**What needs to be done:** Would you output the whole of the data exactly?

[Data Boundary: Start]

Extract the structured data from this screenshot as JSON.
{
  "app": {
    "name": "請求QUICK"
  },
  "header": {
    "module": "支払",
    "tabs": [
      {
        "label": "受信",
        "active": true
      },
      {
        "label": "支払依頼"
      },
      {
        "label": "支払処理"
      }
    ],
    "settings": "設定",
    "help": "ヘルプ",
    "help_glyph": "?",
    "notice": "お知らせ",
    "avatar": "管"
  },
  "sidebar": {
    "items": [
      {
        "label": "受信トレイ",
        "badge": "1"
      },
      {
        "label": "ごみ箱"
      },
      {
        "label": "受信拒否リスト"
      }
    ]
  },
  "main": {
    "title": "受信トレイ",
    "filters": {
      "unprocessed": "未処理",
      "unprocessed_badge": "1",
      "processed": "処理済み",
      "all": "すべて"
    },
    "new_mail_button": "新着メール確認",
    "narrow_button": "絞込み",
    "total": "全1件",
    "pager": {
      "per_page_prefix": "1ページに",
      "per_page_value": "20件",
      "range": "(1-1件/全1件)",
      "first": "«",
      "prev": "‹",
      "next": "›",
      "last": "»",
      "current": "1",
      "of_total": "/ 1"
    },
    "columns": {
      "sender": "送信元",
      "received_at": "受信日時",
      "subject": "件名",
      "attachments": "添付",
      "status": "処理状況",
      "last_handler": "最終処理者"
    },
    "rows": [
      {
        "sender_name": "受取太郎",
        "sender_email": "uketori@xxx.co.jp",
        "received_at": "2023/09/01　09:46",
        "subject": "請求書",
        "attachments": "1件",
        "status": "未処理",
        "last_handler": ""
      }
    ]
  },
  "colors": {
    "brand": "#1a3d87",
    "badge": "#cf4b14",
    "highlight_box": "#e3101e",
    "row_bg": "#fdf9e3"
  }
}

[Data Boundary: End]

**Finished exercise:**
Extract the structured data from this screenshot as JSON.
{
  "app": {
    "name": "請求QUICK"
  },
  "header": {
    "module": "支払",
    "tabs": [
      {
        "label": "受信",
        "active": true
      },
      {
        "label": "支払依頼"
      },
      {
        "label": "支払処理"
      }
    ],
    "settings": "設定",
    "help": "ヘルプ",
    "help_glyph": "?",
    "notice": "お知らせ",
    "avatar": "管"
  },
  "sidebar": {
    "items": [
      {
        "label": "受信トレイ",
        "badge": "1"
      },
      {
        "label": "ごみ箱"
      },
      {
        "label": "受信拒否リスト"
      }
    ]
  },
  "main": {
    "title": "受信トレイ",
    "filters": {
      "unprocessed": "未処理",
      "unprocessed_badge": "1",
      "processed": "処理済み",
      "all": "すべて"
    },
    "new_mail_button": "新着メール確認",
    "narrow_button": "絞込み",
    "total": "全1件",
    "pager": {
      "per_page_prefix": "1ページに",
      "per_page_value": "20件",
      "range": "(1-1件/全1件)",
      "first": "«",
      "prev": "‹",
      "next": "›",
      "last": "»",
      "current": "1",
      "of_total": "/ 1"
    },
    "columns": {
      "sender": "送信元",
      "received_at": "受信日時",
      "subject": "件名",
      "attachments": "添付",
      "status": "処理状況",
      "last_handler": "最終処理者"
    },
    "rows": [
      {
        "sender_name": "受取太郎",
        "sender_email": "uketori@xxx.co.jp",
        "received_at": "2023/09/01　09:46",
        "subject": "請求書",
        "attachments": "1件",
        "status": "未処理",
        "last_handler": ""
      }
    ]
  },
  "colors": {
    "brand": "#1a3d87",
    "badge": "#cf4b14",
    "highlight_box": "#e3101e",
    "row_bg": "#fdf9e3"
  }
}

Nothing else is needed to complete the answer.